No doubt this is a challenging proposition, but the self-professed social entrepreneur says a lot can be accomplished simply by working to change the mindset of many cash-strapped U.S. citizens.

"We've got to create a culture of risk-taking, savviness with money and entrepreneurialism," said Miller, the co-founder and CEO of Move the Mountain Leadership Center, an organization focused on boosting national awareness of poverty. "If we're not teaching people the idea of money -- the basic difference between an asset and a liability -- we're disabling them from being able to make their dreams come alive in the future."

The 54-year-old Albuquerque, N.M., resident is also the brains behind the center's Circles Campaign, an innovative, community-based program aimed at addressing some of the systematic causes of personal debt and increasing financial literacy, partly by building relationships between families living below the poverty line and those earning middle to upper-level incomes.

Low-income families participating in Circles -- which currently operates in 60 communities across 23 U.S. states -- must first interview with a Move the Mountain representative. If deemed willing and determined to change their habits, the family will then be enrolled in a small 9-week class with a company trainer who introduces basic financial principles. With the help of several middle and upper income volunteer "allies," families then establish economic goals tailored to their own needs. A subsequent, 18-month curriculum focused on concepts like managing personal savings and credit will continue to aide the participants in achieving those various goals.

If participating in Circles sounds relatively complex, that's because it is, which is why Miller tries to ensure participants are committed to mastering the concepts behind financial stability before they start the program. Thus far, the program has had an impressive success rate: 58 out of the 106 Circles participants who received cash assistance from the government at the start of the program were able to get off welfare within 10 months after enrollment, Miller said.

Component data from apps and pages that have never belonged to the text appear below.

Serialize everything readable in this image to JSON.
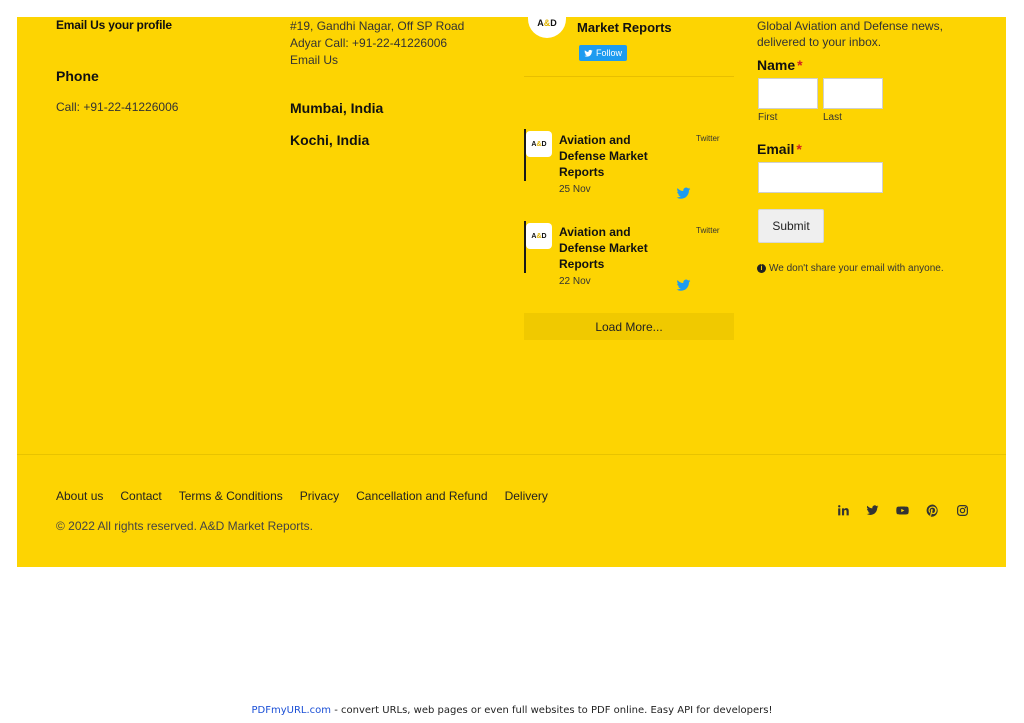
{
  "contact": {
    "email_label": "Email Us your profile",
    "phone_heading": "Phone",
    "phone_value": "Call: +91-22-41226006"
  },
  "offices": {
    "address_line1": "#19, Gandhi Nagar, Off SP Road",
    "address_line2": "Adyar Call: +91-22-41226006",
    "email_link": "Email Us",
    "cities": [
      "Mumbai, India",
      "Kochi, India"
    ]
  },
  "twitter": {
    "account_name": "Aviation and Defense Market Reports",
    "avatar_text": [
      "A",
      "&",
      "D"
    ],
    "follow_label": "Follow",
    "tweets": [
      {
        "author": "Aviation and Defense Market Reports",
        "source": "Twitter",
        "date": "25 Nov"
      },
      {
        "author": "Aviation and Defense Market Reports",
        "source": "Twitter",
        "date": "22 Nov"
      }
    ],
    "load_more_label": "Load More..."
  },
  "newsletter": {
    "tagline_line1": "Global Aviation and Defense news,",
    "tagline_line2": "delivered to your inbox.",
    "name_label": "Name",
    "required_mark": "*",
    "first_label": "First",
    "last_label": "Last",
    "email_label": "Email",
    "submit_label": "Submit",
    "privacy_note": "We don't share your email with anyone."
  },
  "bottom": {
    "links": [
      "About us",
      "Contact",
      "Terms & Conditions",
      "Privacy",
      "Cancellation and Refund",
      "Delivery"
    ],
    "copyright": "© 2022 All rights reserved. A&D Market Reports.",
    "social_icons": [
      "linkedin-icon",
      "twitter-icon",
      "youtube-icon",
      "pinterest-icon",
      "instagram-icon"
    ]
  },
  "pdf_banner": {
    "link_text": "PDFmyURL.com",
    "message": " - convert URLs, web pages or even full websites to PDF online. Easy API for developers!"
  },
  "colors": {
    "footer_bg": "#fdd402",
    "twitter_blue": "#1d9bf0",
    "required_red": "#d21f1f"
  }
}
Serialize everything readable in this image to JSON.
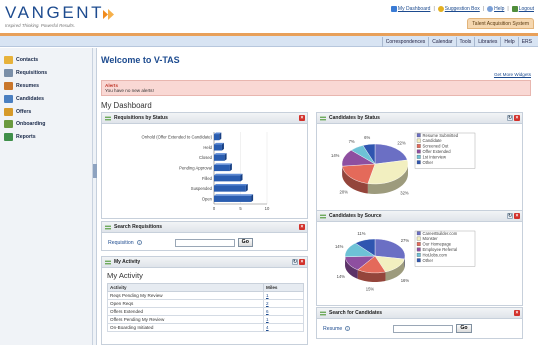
{
  "header": {
    "logo": "VANGENT",
    "tagline": "Inspired Thinking. Powerful Results.",
    "links": [
      {
        "label": "My Dashboard",
        "icon": "dashboard-icon",
        "color": "#3a7bd5"
      },
      {
        "label": "Suggestion Box",
        "icon": "lightbulb-icon",
        "color": "#e3b021"
      },
      {
        "label": "Help",
        "icon": "help-icon",
        "color": "#7aa0d8"
      },
      {
        "label": "Logout",
        "icon": "logout-icon",
        "color": "#4f8d3a"
      }
    ],
    "system_badge": "Talent Acquisition System"
  },
  "nav": {
    "tabs": [
      "Correspondences",
      "Calendar",
      "Tools",
      "Libraries",
      "Help",
      "ERS"
    ]
  },
  "sidebar": {
    "items": [
      {
        "label": "Contacts",
        "icon": "contacts-icon",
        "color": "#e7b23a"
      },
      {
        "label": "Requisitions",
        "icon": "requisitions-icon",
        "color": "#7a8fa8"
      },
      {
        "label": "Resumes",
        "icon": "resumes-icon",
        "color": "#c9772c"
      },
      {
        "label": "Candidates",
        "icon": "candidates-icon",
        "color": "#4a7fc0"
      },
      {
        "label": "Offers",
        "icon": "offers-icon",
        "color": "#d69a2a"
      },
      {
        "label": "Onboarding",
        "icon": "onboarding-icon",
        "color": "#6a9a3f"
      },
      {
        "label": "Reports",
        "icon": "reports-icon",
        "color": "#3f8f4a"
      }
    ]
  },
  "main": {
    "welcome": "Welcome to V-TAS",
    "more_widgets": "Get More Widgets",
    "alerts_title": "Alerts",
    "alerts_message": "You have no new alerts!",
    "dashboard_title": "My Dashboard"
  },
  "widgets": {
    "requisitions_by_status": {
      "title": "Requisitions by Status"
    },
    "search_requisitions": {
      "title": "Search Requisitions",
      "field_label": "Requisition",
      "input_value": "",
      "go_label": "Go"
    },
    "my_activity": {
      "title": "My Activity",
      "heading": "My Activity",
      "columns": [
        "Activity",
        "Miles"
      ],
      "rows": [
        {
          "activity": "Reqs Pending My Review",
          "miles": "1"
        },
        {
          "activity": "Open Reqs",
          "miles": "2"
        },
        {
          "activity": "Offers Extended",
          "miles": "6"
        },
        {
          "activity": "Offers Pending My Review",
          "miles": "1"
        },
        {
          "activity": "On-Boarding Initiated",
          "miles": "4"
        }
      ]
    },
    "candidates_by_status": {
      "title": "Candidates by Status"
    },
    "candidates_by_source": {
      "title": "Candidates by Source"
    },
    "search_candidates": {
      "title": "Search for Candidates",
      "field_label": "Resume",
      "input_value": "",
      "go_label": "Go"
    }
  },
  "chart_data": [
    {
      "type": "bar",
      "orientation": "horizontal",
      "categories": [
        "Onhold (Offer Extended to Candidate)",
        "Held",
        "Closed",
        "Pending Approval",
        "Filled",
        "Suspended",
        "Open"
      ],
      "values": [
        1,
        1.5,
        2,
        3,
        5,
        6,
        7
      ],
      "xlim": [
        0,
        10
      ],
      "xticks": [
        0,
        5,
        10
      ],
      "color": "#2a5db0"
    },
    {
      "type": "pie",
      "style": "3d",
      "labels": [
        "Resume Submitted",
        "Candidate",
        "Screened Out",
        "Offer Extended",
        "1st Interview",
        "Other"
      ],
      "values": [
        22,
        32,
        20,
        14,
        7,
        6
      ],
      "data_labels": [
        "22%",
        "32%",
        "20%",
        "14%",
        "7%",
        "6%"
      ],
      "colors": [
        "#6b6fc4",
        "#f2efc0",
        "#e46a5a",
        "#8e4fa0",
        "#6ec2d6",
        "#2f55b0"
      ],
      "legend": "right"
    },
    {
      "type": "pie",
      "style": "3d",
      "labels": [
        "CareerBuilder.com",
        "Monster",
        "Our Homepage",
        "Employee Referral",
        "HotJobs.com",
        "Other"
      ],
      "values": [
        27,
        16,
        15,
        14,
        14,
        11
      ],
      "data_labels": [
        "27%",
        "16%",
        "15%",
        "14%",
        "14%",
        "11%"
      ],
      "colors": [
        "#6b6fc4",
        "#f2efc0",
        "#e46a5a",
        "#8e4fa0",
        "#6ec2d6",
        "#2f55b0"
      ],
      "legend": "right"
    }
  ]
}
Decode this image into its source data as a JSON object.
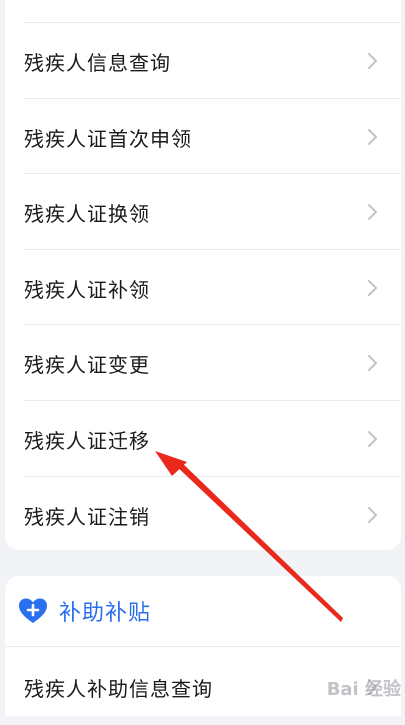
{
  "list_items": [
    {
      "label": "残疾人信息查询"
    },
    {
      "label": "残疾人证首次申领"
    },
    {
      "label": "残疾人证换领"
    },
    {
      "label": "残疾人证补领"
    },
    {
      "label": "残疾人证变更"
    },
    {
      "label": "残疾人证迁移"
    },
    {
      "label": "残疾人证注销"
    }
  ],
  "subsidy_section": {
    "title": "补助补贴",
    "icon": "heart-plus-icon",
    "items": [
      {
        "label": "残疾人补助信息查询"
      }
    ]
  },
  "icons": {
    "chevron": "chevron-right-icon"
  },
  "colors": {
    "accent": "#2a6ff0",
    "annotation_arrow": "#e8291c",
    "background": "#f2f3f7",
    "card": "#ffffff"
  },
  "watermark": "Bai 经验"
}
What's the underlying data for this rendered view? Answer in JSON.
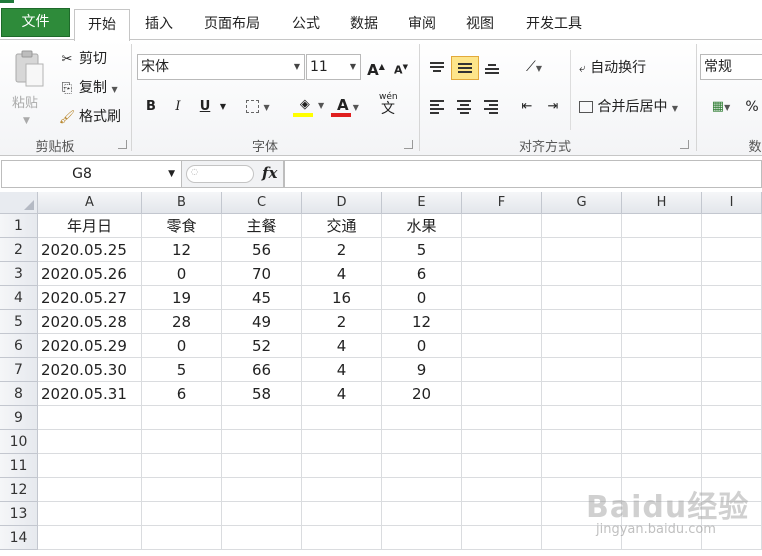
{
  "ribbon_tabs": [
    {
      "label": "文件"
    },
    {
      "label": "开始"
    },
    {
      "label": "插入"
    },
    {
      "label": "页面布局"
    },
    {
      "label": "公式"
    },
    {
      "label": "数据"
    },
    {
      "label": "审阅"
    },
    {
      "label": "视图"
    },
    {
      "label": "开发工具"
    }
  ],
  "active_tab": "开始",
  "clipboard": {
    "paste": "粘贴",
    "cut": "剪切",
    "copy": "复制",
    "format_painter": "格式刷",
    "group_label": "剪贴板"
  },
  "font": {
    "name": "宋体",
    "size": "11",
    "grow_icon": "A",
    "shrink_icon": "A",
    "bold": "B",
    "italic": "I",
    "underline": "U",
    "font_color_letter": "A",
    "wen_letter": "wén",
    "wen_char": "文",
    "group_label": "字体",
    "fill_color": "#ffff00",
    "font_color": "#e01f1f"
  },
  "alignment": {
    "wrap_text": "自动换行",
    "merge_center": "合并后居中",
    "group_label": "对齐方式"
  },
  "number": {
    "format": "常规",
    "percent": "%",
    "group_label_partial": "数"
  },
  "formula_bar": {
    "name_box": "G8",
    "fx": "fx",
    "formula": ""
  },
  "sheet": {
    "columns": [
      "A",
      "B",
      "C",
      "D",
      "E",
      "F",
      "G",
      "H",
      "I"
    ],
    "row_numbers": [
      "1",
      "2",
      "3",
      "4",
      "5",
      "6",
      "7",
      "8",
      "9",
      "10",
      "11",
      "12",
      "13",
      "14"
    ],
    "header_row": [
      "年月日",
      "零食",
      "主餐",
      "交通",
      "水果"
    ],
    "data_rows": [
      [
        "2020.05.25",
        "12",
        "56",
        "2",
        "5"
      ],
      [
        "2020.05.26",
        "0",
        "70",
        "4",
        "6"
      ],
      [
        "2020.05.27",
        "19",
        "45",
        "16",
        "0"
      ],
      [
        "2020.05.28",
        "28",
        "49",
        "2",
        "12"
      ],
      [
        "2020.05.29",
        "0",
        "52",
        "4",
        "0"
      ],
      [
        "2020.05.30",
        "5",
        "66",
        "4",
        "9"
      ],
      [
        "2020.05.31",
        "6",
        "58",
        "4",
        "20"
      ]
    ]
  },
  "watermark": {
    "text": "Baidu经验",
    "url": "jingyan.baidu.com"
  }
}
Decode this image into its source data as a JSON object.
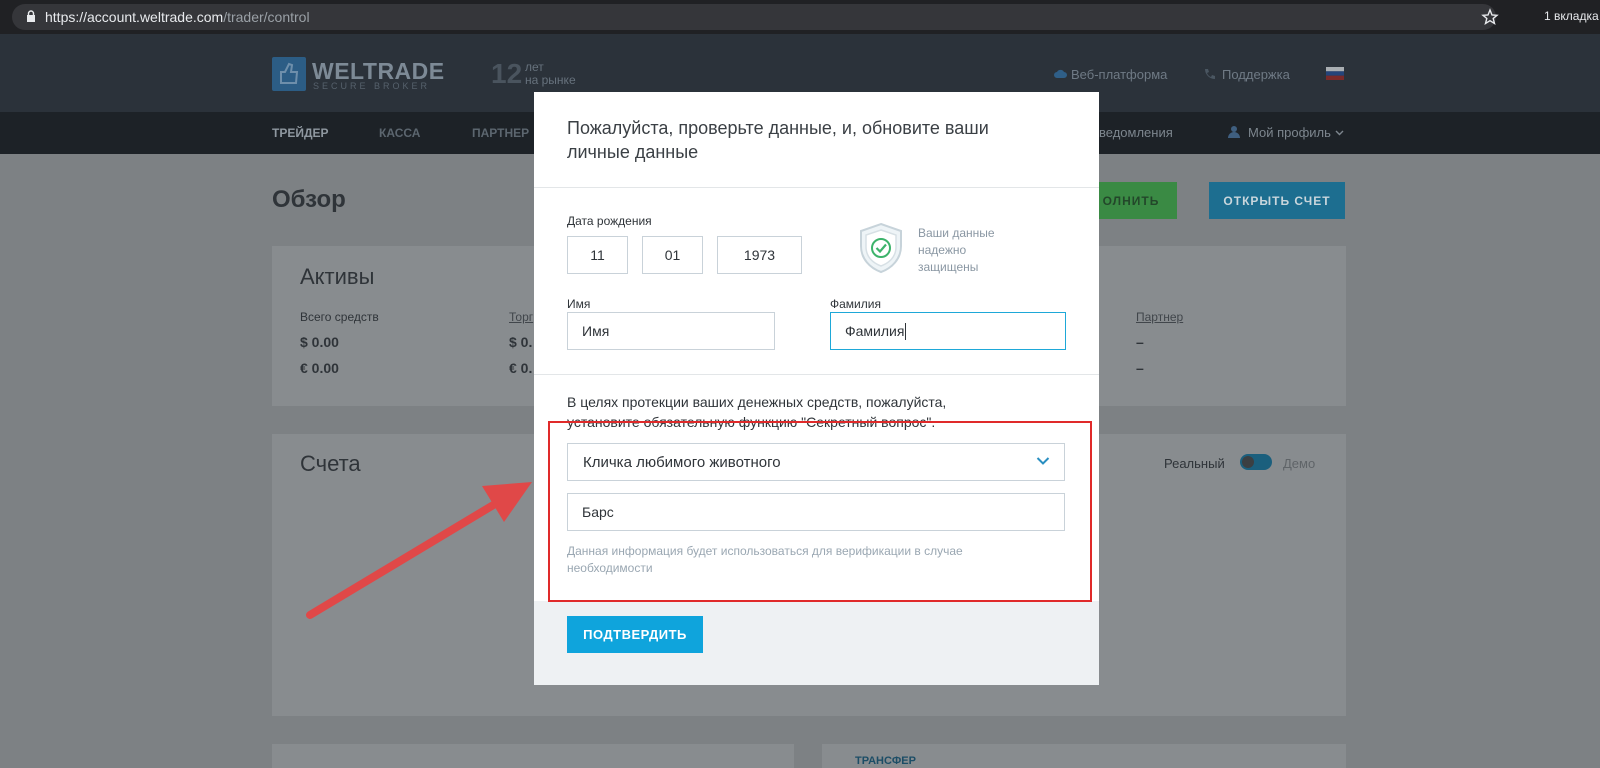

"Most people have a certain reluctance in the beginning," Miller, who authored Until It's Gone: Ending Poverty in Our Nation, in Our Lifetime, acknowledged. "But once they begin to understand there's a difference between their hidden rules and those of people in middle and upper-income means, there's a growing confidence. Most people are sort of amazed that other people are interested ... they are usually so relieved they're not in isolation anymore."

Miller says his interest in humanitarian work started as an adolescent, shortly after he began volunteering at a Rochester, N.Y.-based homeless shelter. Once there, he began to notice what he described as the "tyranny of the moment" mindset among low-income families and others living below the poverty line.

"I was just struck by the fact that for most of these people, there was no long-term plan," he recalled. "They were going to get temporary shelter for a night and someone might listen to them for about 20 minutes, but that was about it."

Miller eventually went on to study architecture and business, and interestingly, his design background emerged as he described the issues surrounding most poverty-stricken families. "We shoot ourselves in the foot constantly by the [financial] architecture we design," he said. "When people are in poverty, they're more focused on the business of the day [than those in the middle to upper income level]."

As for the future, Miller says he hopes to increase the Circle Campaign's presence to 1,000 U.S. communities by 2013. But while his initiative will hopefully continue to help families out of poverty, Miller says it's the personal aspects of the program which end up being the most important, and many of the working relationships between participants and allies gel into more personal friendships that last well beyond the duration of the course. "The cross-income relationships are really powerful," he said. "We all need three things: enough money, meaning and friends."

For more information on Move the Mountain and the Circles Campaign, click here.